══ Records ══

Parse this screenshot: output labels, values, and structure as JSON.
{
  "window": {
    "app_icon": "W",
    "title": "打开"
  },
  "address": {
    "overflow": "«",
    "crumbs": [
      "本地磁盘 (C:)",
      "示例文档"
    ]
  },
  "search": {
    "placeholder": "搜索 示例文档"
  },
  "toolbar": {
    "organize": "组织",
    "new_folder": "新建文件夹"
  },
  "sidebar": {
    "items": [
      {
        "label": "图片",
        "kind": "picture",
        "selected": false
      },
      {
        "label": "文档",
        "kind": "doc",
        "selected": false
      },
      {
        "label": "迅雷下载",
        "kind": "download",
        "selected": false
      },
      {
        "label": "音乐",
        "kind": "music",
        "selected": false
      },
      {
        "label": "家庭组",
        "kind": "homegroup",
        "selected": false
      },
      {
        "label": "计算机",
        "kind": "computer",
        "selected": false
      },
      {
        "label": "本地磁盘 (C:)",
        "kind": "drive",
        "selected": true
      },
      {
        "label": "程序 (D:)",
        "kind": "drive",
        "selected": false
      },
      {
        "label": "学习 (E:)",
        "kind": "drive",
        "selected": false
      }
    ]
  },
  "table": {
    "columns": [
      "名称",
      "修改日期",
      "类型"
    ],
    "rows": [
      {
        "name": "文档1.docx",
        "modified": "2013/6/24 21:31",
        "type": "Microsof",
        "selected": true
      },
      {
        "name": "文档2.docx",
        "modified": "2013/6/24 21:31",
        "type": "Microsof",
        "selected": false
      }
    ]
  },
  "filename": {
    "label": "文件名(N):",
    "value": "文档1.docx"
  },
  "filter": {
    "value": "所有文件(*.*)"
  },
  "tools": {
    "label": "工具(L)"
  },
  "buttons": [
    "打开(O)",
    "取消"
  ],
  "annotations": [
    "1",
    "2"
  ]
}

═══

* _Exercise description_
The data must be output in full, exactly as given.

* _Exercise answer_
Parse this screenshot: output labels, values, and structure as JSON.
{
  "window": {
    "app_icon": "W",
    "title": "打开"
  },
  "address": {
    "overflow": "«",
    "crumbs": [
      "本地磁盘 (C:)",
      "示例文档"
    ]
  },
  "search": {
    "placeholder": "搜索 示例文档"
  },
  "toolbar": {
    "organize": "组织",
    "new_folder": "新建文件夹"
  },
  "sidebar": {
    "items": [
      {
        "label": "图片",
        "kind": "picture",
        "selected": false
      },
      {
        "label": "文档",
        "kind": "doc",
        "selected": false
      },
      {
        "label": "迅雷下载",
        "kind": "download",
        "selected": false
      },
      {
        "label": "音乐",
        "kind": "music",
        "selected": false
      },
      {
        "label": "家庭组",
        "kind": "homegroup",
        "selected": false
      },
      {
        "label": "计算机",
        "kind": "computer",
        "selected": false
      },
      {
        "label": "本地磁盘 (C:)",
        "kind": "drive",
        "selected": true
      },
      {
        "label": "程序 (D:)",
        "kind": "drive",
        "selected": false
      },
      {
        "label": "学习 (E:)",
        "kind": "drive",
        "selected": false
      }
    ]
  },
  "table": {
    "columns": [
      "名称",
      "修改日期",
      "类型"
    ],
    "rows": [
      {
        "name": "文档1.docx",
        "modified": "2013/6/24 21:31",
        "type": "Microsof",
        "selected": true
      },
      {
        "name": "文档2.docx",
        "modified": "2013/6/24 21:31",
        "type": "Microsof",
        "selected": false
      }
    ]
  },
  "filename": {
    "label": "文件名(N):",
    "value": "文档1.docx"
  },
  "filter": {
    "value": "所有文件(*.*)"
  },
  "tools": {
    "label": "工具(L)"
  },
  "buttons": [
    "打开(O)",
    "取消"
  ],
  "annotations": [
    "1",
    "2"
  ]
}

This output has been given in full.